#### EXERCISE PROMPT
Print all of the data exactly, but drop the pictures.

#### TASK MATERIAL
##############################

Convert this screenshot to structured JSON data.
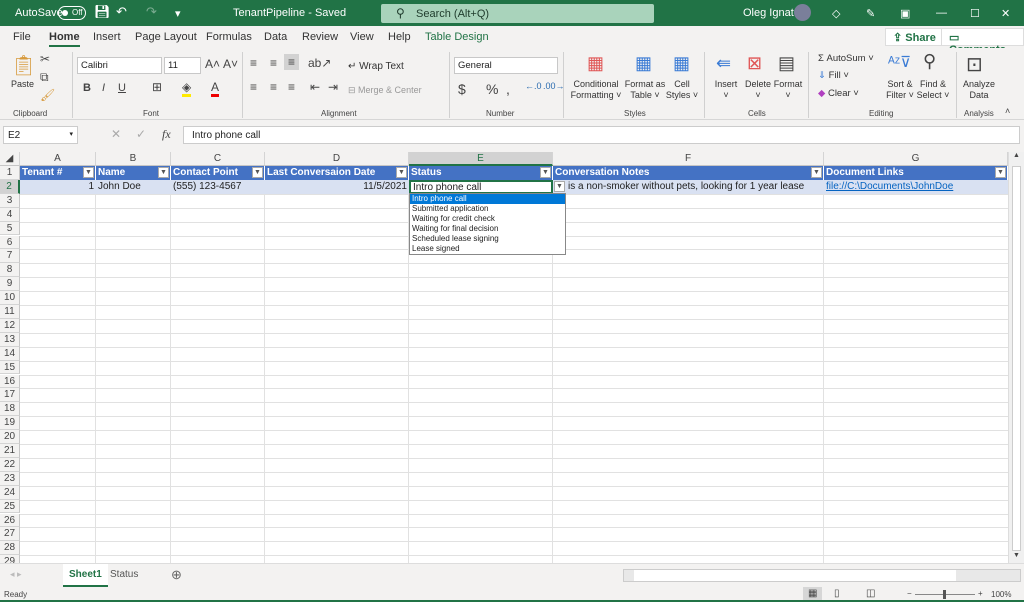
{
  "titlebar": {
    "autosave": "AutoSave",
    "autosave_state": "Off",
    "doc_title": "TenantPipeline  -  Saved",
    "search_placeholder": "Search (Alt+Q)",
    "user": "Oleg Ignat"
  },
  "menu": {
    "tabs": [
      "File",
      "Home",
      "Insert",
      "Page Layout",
      "Formulas",
      "Data",
      "Review",
      "View",
      "Help",
      "Table Design"
    ],
    "active": "Home",
    "share": "Share",
    "comments": "Comments"
  },
  "ribbon": {
    "clipboard": {
      "paste": "Paste",
      "label": "Clipboard"
    },
    "font": {
      "name": "Calibri",
      "size": "11",
      "label": "Font"
    },
    "alignment": {
      "wrap": "Wrap Text",
      "merge": "Merge & Center",
      "label": "Alignment"
    },
    "number": {
      "format": "General",
      "label": "Number"
    },
    "styles": {
      "conditional": "Conditional",
      "formatting": "Formatting",
      "format_as": "Format as",
      "table": "Table",
      "cell": "Cell",
      "cell_styles": "Styles",
      "label": "Styles"
    },
    "cells": {
      "insert": "Insert",
      "delete": "Delete",
      "format": "Format",
      "label": "Cells"
    },
    "editing": {
      "autosum": "AutoSum",
      "fill": "Fill",
      "clear": "Clear",
      "sort": "Sort &",
      "filter": "Filter",
      "find": "Find &",
      "select": "Select",
      "label": "Editing"
    },
    "analysis": {
      "analyze": "Analyze",
      "data": "Data",
      "label": "Analysis"
    }
  },
  "formula_bar": {
    "name_box": "E2",
    "fx": "fx",
    "value": "Intro phone call"
  },
  "sheet": {
    "columns": [
      "A",
      "B",
      "C",
      "D",
      "E",
      "F",
      "G"
    ],
    "selected_column": "E",
    "headers": [
      "Tenant #",
      "Name",
      "Contact Point",
      "Last Conversaion Date",
      "Status",
      "Conversation Notes",
      "Document Links"
    ],
    "row2": [
      "1",
      "John Doe",
      "(555) 123-4567",
      "11/5/2021",
      "Intro phone call",
      "is a non-smoker without pets, looking for 1 year lease",
      "file://C:\\Documents\\JohnDoe"
    ],
    "row_numbers": [
      "1",
      "2",
      "3",
      "4",
      "5",
      "6",
      "7",
      "8",
      "9",
      "10",
      "11",
      "12",
      "13",
      "14",
      "15",
      "16",
      "17",
      "18",
      "19",
      "20",
      "21",
      "22",
      "23",
      "24",
      "25",
      "26",
      "27",
      "28",
      "29"
    ],
    "dropdown_options": [
      "Intro phone call",
      "Submitted application",
      "Waiting for credit check",
      "Waiting for final decision",
      "Scheduled lease signing",
      "Lease signed"
    ],
    "table_color": "#4472c4"
  },
  "sheet_tabs": {
    "tabs": [
      "Sheet1",
      "Status"
    ],
    "active": "Sheet1"
  },
  "status": {
    "ready": "Ready",
    "zoom": "100%"
  }
}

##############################

#### RESPONSE TO THE TASK
Convert this screenshot to structured JSON data.
{
  "titlebar": {
    "autosave": "AutoSave",
    "autosave_state": "Off",
    "doc_title": "TenantPipeline  -  Saved",
    "search_placeholder": "Search (Alt+Q)",
    "user": "Oleg Ignat"
  },
  "menu": {
    "tabs": [
      "File",
      "Home",
      "Insert",
      "Page Layout",
      "Formulas",
      "Data",
      "Review",
      "View",
      "Help",
      "Table Design"
    ],
    "active": "Home",
    "share": "Share",
    "comments": "Comments"
  },
  "ribbon": {
    "clipboard": {
      "paste": "Paste",
      "label": "Clipboard"
    },
    "font": {
      "name": "Calibri",
      "size": "11",
      "label": "Font"
    },
    "alignment": {
      "wrap": "Wrap Text",
      "merge": "Merge & Center",
      "label": "Alignment"
    },
    "number": {
      "format": "General",
      "label": "Number"
    },
    "styles": {
      "conditional": "Conditional",
      "formatting": "Formatting",
      "format_as": "Format as",
      "table": "Table",
      "cell": "Cell",
      "cell_styles": "Styles",
      "label": "Styles"
    },
    "cells": {
      "insert": "Insert",
      "delete": "Delete",
      "format": "Format",
      "label": "Cells"
    },
    "editing": {
      "autosum": "AutoSum",
      "fill": "Fill",
      "clear": "Clear",
      "sort": "Sort &",
      "filter": "Filter",
      "find": "Find &",
      "select": "Select",
      "label": "Editing"
    },
    "analysis": {
      "analyze": "Analyze",
      "data": "Data",
      "label": "Analysis"
    }
  },
  "formula_bar": {
    "name_box": "E2",
    "fx": "fx",
    "value": "Intro phone call"
  },
  "sheet": {
    "columns": [
      "A",
      "B",
      "C",
      "D",
      "E",
      "F",
      "G"
    ],
    "selected_column": "E",
    "headers": [
      "Tenant #",
      "Name",
      "Contact Point",
      "Last Conversaion Date",
      "Status",
      "Conversation Notes",
      "Document Links"
    ],
    "row2": [
      "1",
      "John Doe",
      "(555) 123-4567",
      "11/5/2021",
      "Intro phone call",
      "is a non-smoker without pets, looking for 1 year lease",
      "file://C:\\Documents\\JohnDoe"
    ],
    "row_numbers": [
      "1",
      "2",
      "3",
      "4",
      "5",
      "6",
      "7",
      "8",
      "9",
      "10",
      "11",
      "12",
      "13",
      "14",
      "15",
      "16",
      "17",
      "18",
      "19",
      "20",
      "21",
      "22",
      "23",
      "24",
      "25",
      "26",
      "27",
      "28",
      "29"
    ],
    "dropdown_options": [
      "Intro phone call",
      "Submitted application",
      "Waiting for credit check",
      "Waiting for final decision",
      "Scheduled lease signing",
      "Lease signed"
    ],
    "table_color": "#4472c4"
  },
  "sheet_tabs": {
    "tabs": [
      "Sheet1",
      "Status"
    ],
    "active": "Sheet1"
  },
  "status": {
    "ready": "Ready",
    "zoom": "100%"
  }
}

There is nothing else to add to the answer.